◆ The task ◆
Copy the data below exactly, omitting any picture it contains.

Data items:

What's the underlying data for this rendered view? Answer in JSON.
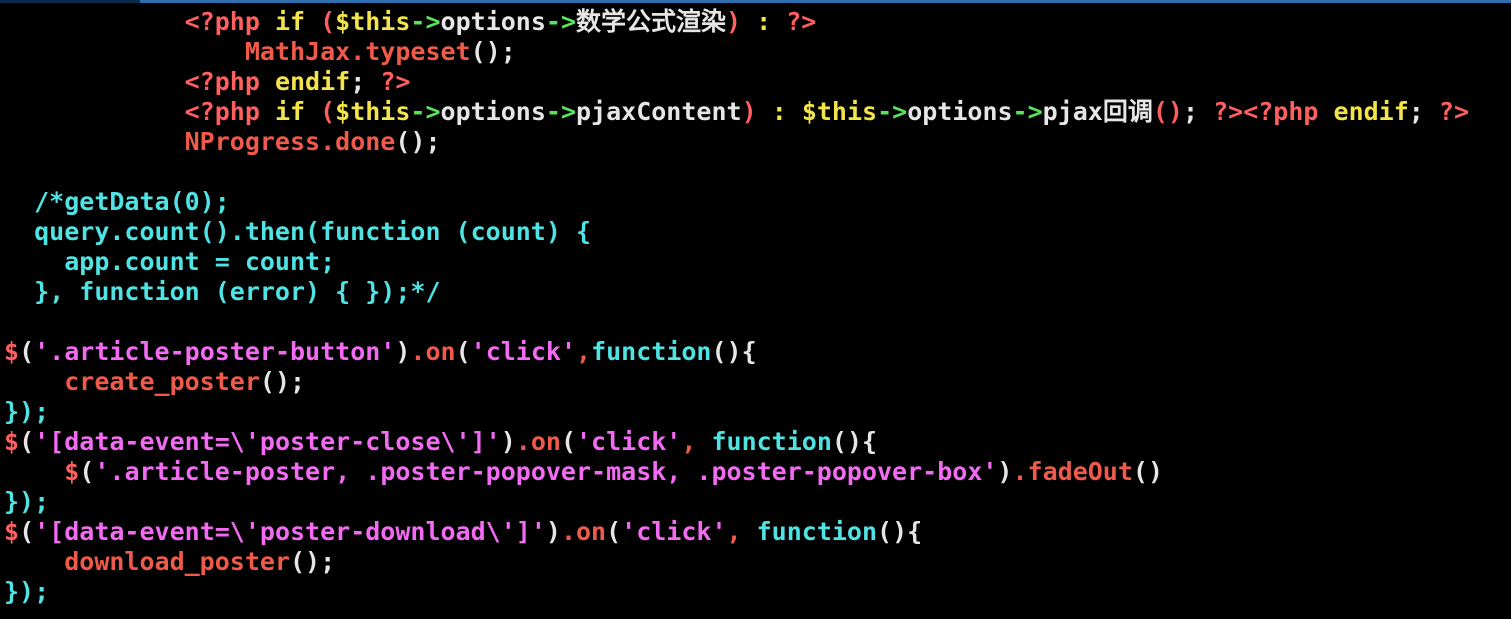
{
  "colors": {
    "background": "#000000",
    "red": "#ff5f5f",
    "salmon": "#f05a4a",
    "yellow": "#f2e44a",
    "green": "#59e35a",
    "cyan": "#4fe3e3",
    "magenta": "#f36af3",
    "white": "#e6e6e6"
  },
  "code_lines": [
    {
      "indent": "      ",
      "tokens": [
        {
          "t": "<?php ",
          "c": "red"
        },
        {
          "t": "if",
          "c": "yellow"
        },
        {
          "t": " (",
          "c": "red"
        },
        {
          "t": "$this",
          "c": "yellow"
        },
        {
          "t": "->",
          "c": "green"
        },
        {
          "t": "options",
          "c": "white"
        },
        {
          "t": "->",
          "c": "green"
        },
        {
          "t": "数学公式渲染",
          "c": "white"
        },
        {
          "t": ") ",
          "c": "red"
        },
        {
          "t": ":",
          "c": "yellow"
        },
        {
          "t": " ?>",
          "c": "red"
        }
      ]
    },
    {
      "indent": "        ",
      "tokens": [
        {
          "t": "MathJax.typeset",
          "c": "salmon"
        },
        {
          "t": "();",
          "c": "white"
        }
      ]
    },
    {
      "indent": "      ",
      "tokens": [
        {
          "t": "<?php ",
          "c": "red"
        },
        {
          "t": "endif",
          "c": "yellow"
        },
        {
          "t": ";",
          "c": "white"
        },
        {
          "t": " ?>",
          "c": "red"
        }
      ]
    },
    {
      "indent": "      ",
      "tokens": [
        {
          "t": "<?php ",
          "c": "red"
        },
        {
          "t": "if",
          "c": "yellow"
        },
        {
          "t": " (",
          "c": "red"
        },
        {
          "t": "$this",
          "c": "yellow"
        },
        {
          "t": "->",
          "c": "green"
        },
        {
          "t": "options",
          "c": "white"
        },
        {
          "t": "->",
          "c": "green"
        },
        {
          "t": "pjaxContent",
          "c": "white"
        },
        {
          "t": ") ",
          "c": "red"
        },
        {
          "t": ":",
          "c": "yellow"
        },
        {
          "t": " ",
          "c": "white"
        },
        {
          "t": "$this",
          "c": "yellow"
        },
        {
          "t": "->",
          "c": "green"
        },
        {
          "t": "options",
          "c": "white"
        },
        {
          "t": "->",
          "c": "green"
        },
        {
          "t": "pjax回调",
          "c": "white"
        },
        {
          "t": "()",
          "c": "red"
        },
        {
          "t": ";",
          "c": "white"
        },
        {
          "t": " ?><?php ",
          "c": "red"
        },
        {
          "t": "endif",
          "c": "yellow"
        },
        {
          "t": ";",
          "c": "white"
        },
        {
          "t": " ?>",
          "c": "red"
        }
      ]
    },
    {
      "indent": "      ",
      "tokens": [
        {
          "t": "NProgress.done",
          "c": "salmon"
        },
        {
          "t": "();",
          "c": "white"
        }
      ]
    },
    {
      "indent": "",
      "tokens": []
    },
    {
      "indent": " ",
      "tokens": [
        {
          "t": "/*getData(0);",
          "c": "cyan"
        }
      ]
    },
    {
      "indent": " ",
      "tokens": [
        {
          "t": "query.count().then(function (count) {",
          "c": "cyan"
        }
      ]
    },
    {
      "indent": "  ",
      "tokens": [
        {
          "t": "app.count = count;",
          "c": "cyan"
        }
      ]
    },
    {
      "indent": " ",
      "tokens": [
        {
          "t": "}, function (error) { });*/",
          "c": "cyan"
        }
      ]
    },
    {
      "indent": "",
      "tokens": []
    },
    {
      "indent": "",
      "tokens": [
        {
          "t": "$",
          "c": "red"
        },
        {
          "t": "(",
          "c": "white"
        },
        {
          "t": "'.article-poster-button'",
          "c": "magenta"
        },
        {
          "t": ")",
          "c": "white"
        },
        {
          "t": ".on",
          "c": "salmon"
        },
        {
          "t": "(",
          "c": "white"
        },
        {
          "t": "'click'",
          "c": "magenta"
        },
        {
          "t": ",",
          "c": "salmon"
        },
        {
          "t": "function",
          "c": "cyan"
        },
        {
          "t": "(){",
          "c": "white"
        }
      ]
    },
    {
      "indent": "  ",
      "tokens": [
        {
          "t": "create_poster",
          "c": "salmon"
        },
        {
          "t": "();",
          "c": "white"
        }
      ]
    },
    {
      "indent": "",
      "tokens": [
        {
          "t": "});",
          "c": "cyan"
        }
      ]
    },
    {
      "indent": "",
      "tokens": [
        {
          "t": "$",
          "c": "red"
        },
        {
          "t": "(",
          "c": "white"
        },
        {
          "t": "'[data-event=\\'poster-close\\']'",
          "c": "magenta"
        },
        {
          "t": ")",
          "c": "white"
        },
        {
          "t": ".on",
          "c": "salmon"
        },
        {
          "t": "(",
          "c": "white"
        },
        {
          "t": "'click'",
          "c": "magenta"
        },
        {
          "t": ", ",
          "c": "salmon"
        },
        {
          "t": "function",
          "c": "cyan"
        },
        {
          "t": "(){",
          "c": "white"
        }
      ]
    },
    {
      "indent": "  ",
      "tokens": [
        {
          "t": "$",
          "c": "red"
        },
        {
          "t": "(",
          "c": "white"
        },
        {
          "t": "'.article-poster, .poster-popover-mask, .poster-popover-box'",
          "c": "magenta"
        },
        {
          "t": ")",
          "c": "white"
        },
        {
          "t": ".fadeOut",
          "c": "salmon"
        },
        {
          "t": "()",
          "c": "white"
        }
      ]
    },
    {
      "indent": "",
      "tokens": [
        {
          "t": "});",
          "c": "cyan"
        }
      ]
    },
    {
      "indent": "",
      "tokens": [
        {
          "t": "$",
          "c": "red"
        },
        {
          "t": "(",
          "c": "white"
        },
        {
          "t": "'[data-event=\\'poster-download\\']'",
          "c": "magenta"
        },
        {
          "t": ")",
          "c": "white"
        },
        {
          "t": ".on",
          "c": "salmon"
        },
        {
          "t": "(",
          "c": "white"
        },
        {
          "t": "'click'",
          "c": "magenta"
        },
        {
          "t": ", ",
          "c": "salmon"
        },
        {
          "t": "function",
          "c": "cyan"
        },
        {
          "t": "(){",
          "c": "white"
        }
      ]
    },
    {
      "indent": "  ",
      "tokens": [
        {
          "t": "download_poster",
          "c": "salmon"
        },
        {
          "t": "();",
          "c": "white"
        }
      ]
    },
    {
      "indent": "",
      "tokens": [
        {
          "t": "});",
          "c": "cyan"
        }
      ]
    }
  ]
}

◆ Result of the task ◆
What's the underlying data for this rendered view? Answer in JSON.
{
  "colors": {
    "background": "#000000",
    "red": "#ff5f5f",
    "salmon": "#f05a4a",
    "yellow": "#f2e44a",
    "green": "#59e35a",
    "cyan": "#4fe3e3",
    "magenta": "#f36af3",
    "white": "#e6e6e6"
  },
  "code_lines": [
    {
      "indent": "      ",
      "tokens": [
        {
          "t": "<?php ",
          "c": "red"
        },
        {
          "t": "if",
          "c": "yellow"
        },
        {
          "t": " (",
          "c": "red"
        },
        {
          "t": "$this",
          "c": "yellow"
        },
        {
          "t": "->",
          "c": "green"
        },
        {
          "t": "options",
          "c": "white"
        },
        {
          "t": "->",
          "c": "green"
        },
        {
          "t": "数学公式渲染",
          "c": "white"
        },
        {
          "t": ") ",
          "c": "red"
        },
        {
          "t": ":",
          "c": "yellow"
        },
        {
          "t": " ?>",
          "c": "red"
        }
      ]
    },
    {
      "indent": "        ",
      "tokens": [
        {
          "t": "MathJax.typeset",
          "c": "salmon"
        },
        {
          "t": "();",
          "c": "white"
        }
      ]
    },
    {
      "indent": "      ",
      "tokens": [
        {
          "t": "<?php ",
          "c": "red"
        },
        {
          "t": "endif",
          "c": "yellow"
        },
        {
          "t": ";",
          "c": "white"
        },
        {
          "t": " ?>",
          "c": "red"
        }
      ]
    },
    {
      "indent": "      ",
      "tokens": [
        {
          "t": "<?php ",
          "c": "red"
        },
        {
          "t": "if",
          "c": "yellow"
        },
        {
          "t": " (",
          "c": "red"
        },
        {
          "t": "$this",
          "c": "yellow"
        },
        {
          "t": "->",
          "c": "green"
        },
        {
          "t": "options",
          "c": "white"
        },
        {
          "t": "->",
          "c": "green"
        },
        {
          "t": "pjaxContent",
          "c": "white"
        },
        {
          "t": ") ",
          "c": "red"
        },
        {
          "t": ":",
          "c": "yellow"
        },
        {
          "t": " ",
          "c": "white"
        },
        {
          "t": "$this",
          "c": "yellow"
        },
        {
          "t": "->",
          "c": "green"
        },
        {
          "t": "options",
          "c": "white"
        },
        {
          "t": "->",
          "c": "green"
        },
        {
          "t": "pjax回调",
          "c": "white"
        },
        {
          "t": "()",
          "c": "red"
        },
        {
          "t": ";",
          "c": "white"
        },
        {
          "t": " ?><?php ",
          "c": "red"
        },
        {
          "t": "endif",
          "c": "yellow"
        },
        {
          "t": ";",
          "c": "white"
        },
        {
          "t": " ?>",
          "c": "red"
        }
      ]
    },
    {
      "indent": "      ",
      "tokens": [
        {
          "t": "NProgress.done",
          "c": "salmon"
        },
        {
          "t": "();",
          "c": "white"
        }
      ]
    },
    {
      "indent": "",
      "tokens": []
    },
    {
      "indent": " ",
      "tokens": [
        {
          "t": "/*getData(0);",
          "c": "cyan"
        }
      ]
    },
    {
      "indent": " ",
      "tokens": [
        {
          "t": "query.count().then(function (count) {",
          "c": "cyan"
        }
      ]
    },
    {
      "indent": "  ",
      "tokens": [
        {
          "t": "app.count = count;",
          "c": "cyan"
        }
      ]
    },
    {
      "indent": " ",
      "tokens": [
        {
          "t": "}, function (error) { });*/",
          "c": "cyan"
        }
      ]
    },
    {
      "indent": "",
      "tokens": []
    },
    {
      "indent": "",
      "tokens": [
        {
          "t": "$",
          "c": "red"
        },
        {
          "t": "(",
          "c": "white"
        },
        {
          "t": "'.article-poster-button'",
          "c": "magenta"
        },
        {
          "t": ")",
          "c": "white"
        },
        {
          "t": ".on",
          "c": "salmon"
        },
        {
          "t": "(",
          "c": "white"
        },
        {
          "t": "'click'",
          "c": "magenta"
        },
        {
          "t": ",",
          "c": "salmon"
        },
        {
          "t": "function",
          "c": "cyan"
        },
        {
          "t": "(){",
          "c": "white"
        }
      ]
    },
    {
      "indent": "  ",
      "tokens": [
        {
          "t": "create_poster",
          "c": "salmon"
        },
        {
          "t": "();",
          "c": "white"
        }
      ]
    },
    {
      "indent": "",
      "tokens": [
        {
          "t": "});",
          "c": "cyan"
        }
      ]
    },
    {
      "indent": "",
      "tokens": [
        {
          "t": "$",
          "c": "red"
        },
        {
          "t": "(",
          "c": "white"
        },
        {
          "t": "'[data-event=\\'poster-close\\']'",
          "c": "magenta"
        },
        {
          "t": ")",
          "c": "white"
        },
        {
          "t": ".on",
          "c": "salmon"
        },
        {
          "t": "(",
          "c": "white"
        },
        {
          "t": "'click'",
          "c": "magenta"
        },
        {
          "t": ", ",
          "c": "salmon"
        },
        {
          "t": "function",
          "c": "cyan"
        },
        {
          "t": "(){",
          "c": "white"
        }
      ]
    },
    {
      "indent": "  ",
      "tokens": [
        {
          "t": "$",
          "c": "red"
        },
        {
          "t": "(",
          "c": "white"
        },
        {
          "t": "'.article-poster, .poster-popover-mask, .poster-popover-box'",
          "c": "magenta"
        },
        {
          "t": ")",
          "c": "white"
        },
        {
          "t": ".fadeOut",
          "c": "salmon"
        },
        {
          "t": "()",
          "c": "white"
        }
      ]
    },
    {
      "indent": "",
      "tokens": [
        {
          "t": "});",
          "c": "cyan"
        }
      ]
    },
    {
      "indent": "",
      "tokens": [
        {
          "t": "$",
          "c": "red"
        },
        {
          "t": "(",
          "c": "white"
        },
        {
          "t": "'[data-event=\\'poster-download\\']'",
          "c": "magenta"
        },
        {
          "t": ")",
          "c": "white"
        },
        {
          "t": ".on",
          "c": "salmon"
        },
        {
          "t": "(",
          "c": "white"
        },
        {
          "t": "'click'",
          "c": "magenta"
        },
        {
          "t": ", ",
          "c": "salmon"
        },
        {
          "t": "function",
          "c": "cyan"
        },
        {
          "t": "(){",
          "c": "white"
        }
      ]
    },
    {
      "indent": "  ",
      "tokens": [
        {
          "t": "download_poster",
          "c": "salmon"
        },
        {
          "t": "();",
          "c": "white"
        }
      ]
    },
    {
      "indent": "",
      "tokens": [
        {
          "t": "});",
          "c": "cyan"
        }
      ]
    }
  ]
}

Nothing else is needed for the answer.